But Lorenzo Cain got things going for the Royals with a leadoff walk. He then stole second base, and Eric Hosmer followed with a blast off the left-field wall, a run-scoring double that chased Harvey. Mets manager Terry Collins opted for closer Jeurys Familia, whom Alex Gordon had homered against in the ninth inning of Game 1.
Familia got Mike Moustakas to ground out, pushing Hosmer to third. Then came one of the most talked about plays in Royals history.
Salvador Perez chopped a grounder to the left of third baseman David Wright. The moment Wright released his throw to first, Hosmer broke for home. A good throw home by first baseman Lucas Duda probably would have resulted in a game-ending double play, forcing a Game 6.
But the Royals’ advance scouts and coaching staff had determined that Duda’s throwing accuracy was shaky at best. Hosmer’s gamble appeared worth it in the Royals’ eyes.

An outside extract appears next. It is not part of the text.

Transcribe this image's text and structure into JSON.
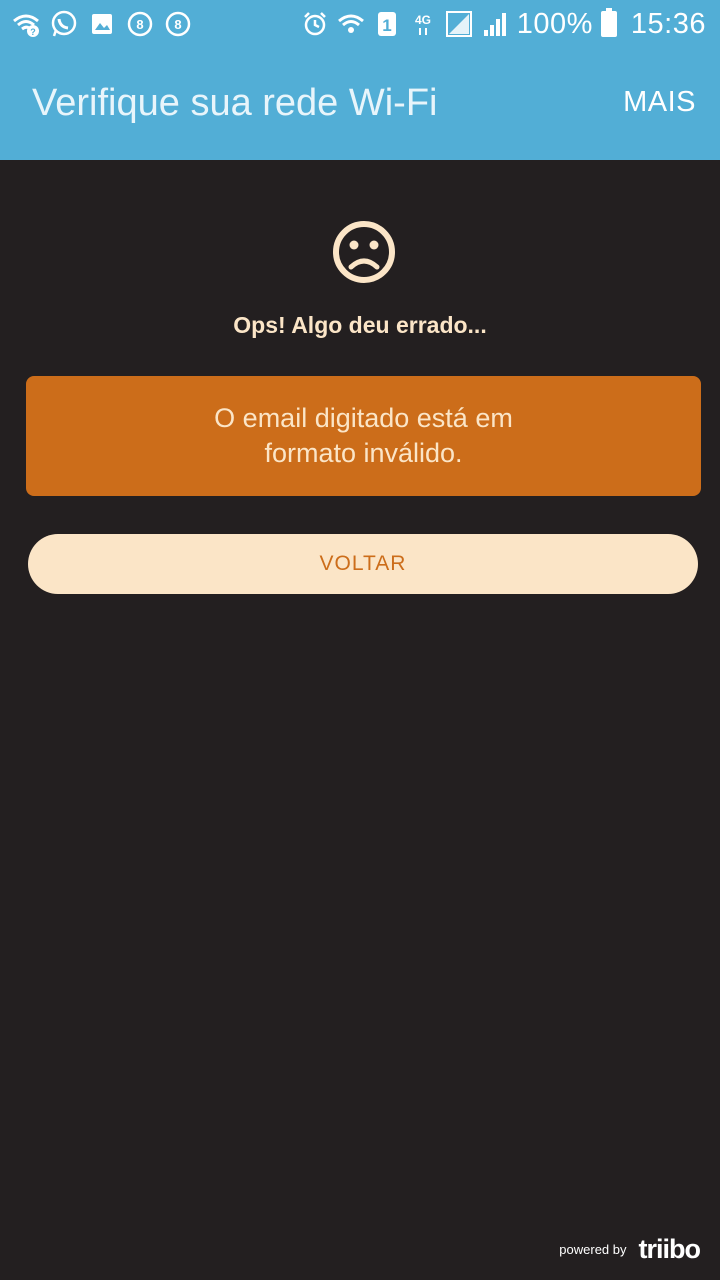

Sure enough, Duda’s throw was wild and Hosmer slid home safely, tying the game at 2 on a play that became known in Royals lore as the “Mad Dash.”
“At that point, we knew we weren’t going to get many more chances against a guy like Familia,” Hosmer said later. “I thought that was the best chance to score.”
The Royals would go on to score five runs in the 12th inning. It started with Perez walking, then pinch-runner Jarrod Dyson stole second and went to third on a groundout.
Then, Christian Colon, who scored the winning run in a walk-off victory in the 2014 American League Wild Card Game vs. the A's, delivered a single that plated the go-ahead run in his only postseason at-bat of 2015.
An RBI double by Alcides Escobar and a three-run double by Cain sealed the Mets’ fate. Right-hander Wade Davis nailed down the final three outs for the Royals, and the World Series trophy was headed back to Kansas City.
"It's the best," Hosmer said afterward. "We came back and won a world championship. Words can't even describe how awesome this feels right now. Couldn't have done it with a better group of guys. We battled since Day 1, Minor Leagues a lot of us, and this is an unbelievable feeling."
Added then-Royals manager Ned Yost, “With their character, with their heart, with their passion, with the energy that they bring every single day, I mean, they leave everything on the field."
Also this week, MLB unlocked its expansive vault and is offering fans special access to the most unforgettable moments. MLB has made the entire 2018 and '19 game archives free to all fans through MLB.TV. Fans can also access more than 200 full classic MLB games on YouTube including timeless World Series games, memorable postseason matchups, no-hitters and perfect games.
Jeffrey Flanagan has covered the Royals since 1991, and for MLB.com since 2015. Follow him on Twitter at @FlannyMLB.